Finally we were ready to sow the seed.
The seed for the entire roof amounted to a mere 2 cups of June Grass and 11 cups of Side Oats Gramma Grass. To spread it evenly, it had to be mixed into a lot of saw dust. Fortunately, we have a vast supply of very fine sawdust from when we had a portable sawmill on site cutting some of our trees into the boards for the roof and the slabs for the window sills and counter tops. We divided the seed into two halves and mixed each up in our power wagon.
That was my job, and it was a treat. Running your hands and arms through cool, damp sawdust again and again is a very pleasant feeling. I found it soothing. I needed to be soothed. I was still steaming about putting the clay on the roof.
Doug and I carefully spread out the seed on the roof in 8-foot swaths from east to west. The planting instructions say rake the seed into the soil and then press it down with a roller to create good soil/seed contact.
There was NO WAY we were hauling a heavy roller up on the roof, so we stepped it in very methodically covering every inch with firm foot falls, although at the very edges, we reached our foot out while leaning away from the drop off. That area didn’t get such good compression. Couldn’t be helped. Safety first.
Then the 8-foot erosion mat was rolled out over the seed.
THE BAD NEWS
Then Roald sprinkled shovels full of clay all over it to “hold it down.”
It hurt me to watch him.
We got about halfway done by about 5. We were all seriously exhausted and starting to wobble in the brutal heat (mid 80s). Wobbling on the roof didn’t seem like such a good idea, so we quit for the night and had a beer.
Later that evening before full dark, a huge storm came up on the horizon. The wind was whipping, and pounding rain seemed imminent. I climbed back up on the roof with chunks of sand stone from where the hill was dug out for the house and placed them strategically. As I stood on the roof watching, the ominous, dark green clouds passed just to the south of us, and all we got was some medium wind and a bit of rain.
Wednesday, Roald came back with a couple of assistants. He threw the sandstone pieces off the roof, and we finished seeding, matting and shoveling clay clumps onto the roof.
Yesterday morning Doug and I woke up wind howling around the house. We quickly climbed to the roof to find that the whole south edge of erosion mat had already peeled back over a foot from the wind – which was building. The matwas ready to start rolling further. Doug carried the rocks back up by the bucket full, while I crawled along the edge of the roof rolling the erosion mat back into place and setting rocks all along the south edge.
That brought me as close to that south edge as I have ever come. It’s the farthest drop down on the roof, and it gave me a lot of respect for all the work that has been done on that roof by the carpenters as they built its many layers.

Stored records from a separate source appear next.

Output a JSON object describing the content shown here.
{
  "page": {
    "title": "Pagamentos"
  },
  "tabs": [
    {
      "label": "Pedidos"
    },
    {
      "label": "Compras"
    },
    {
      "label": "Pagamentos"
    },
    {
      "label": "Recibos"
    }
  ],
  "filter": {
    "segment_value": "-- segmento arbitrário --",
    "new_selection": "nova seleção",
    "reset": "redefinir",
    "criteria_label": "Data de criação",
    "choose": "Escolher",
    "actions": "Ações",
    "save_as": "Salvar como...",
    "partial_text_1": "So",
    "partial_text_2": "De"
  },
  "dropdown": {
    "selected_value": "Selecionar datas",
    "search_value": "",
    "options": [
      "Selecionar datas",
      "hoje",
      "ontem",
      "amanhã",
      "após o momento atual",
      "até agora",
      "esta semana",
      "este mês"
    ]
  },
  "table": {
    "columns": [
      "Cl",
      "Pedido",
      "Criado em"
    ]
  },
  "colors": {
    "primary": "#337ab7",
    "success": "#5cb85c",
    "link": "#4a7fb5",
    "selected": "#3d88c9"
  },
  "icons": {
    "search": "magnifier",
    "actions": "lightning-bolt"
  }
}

The storm once again spent most of its fury to the south of us, but the rocks held the mat in place. Away from the edge, the mat seems to have interwoven along the 3-4″ overlap between panels and is holding well.
So I’m hoping that the rocked-down erosion mat will continue to hold, and the grasses will germinate and grow. I do not have high hopes for all the places where there are clumps of pottery clay sealing them from water and making a barrier which may be too hard for their tiny spikes to penetrate.
Ironically, my book group is about to discuss When Women Were Birds by Terry Tempest Williams. She was raised Mormon, and much of the book is about her experience of how women are often ignored to the point they felt they had no voice. While I was reading, I felt glad that I haven’t had that awful experience — suddenly I felt like a chapter in the book.
Today as I was driving to Madison I watched young grasses about a foot tall ripple in the wind like waves on the water. I hope our roof will look like that by end of summer.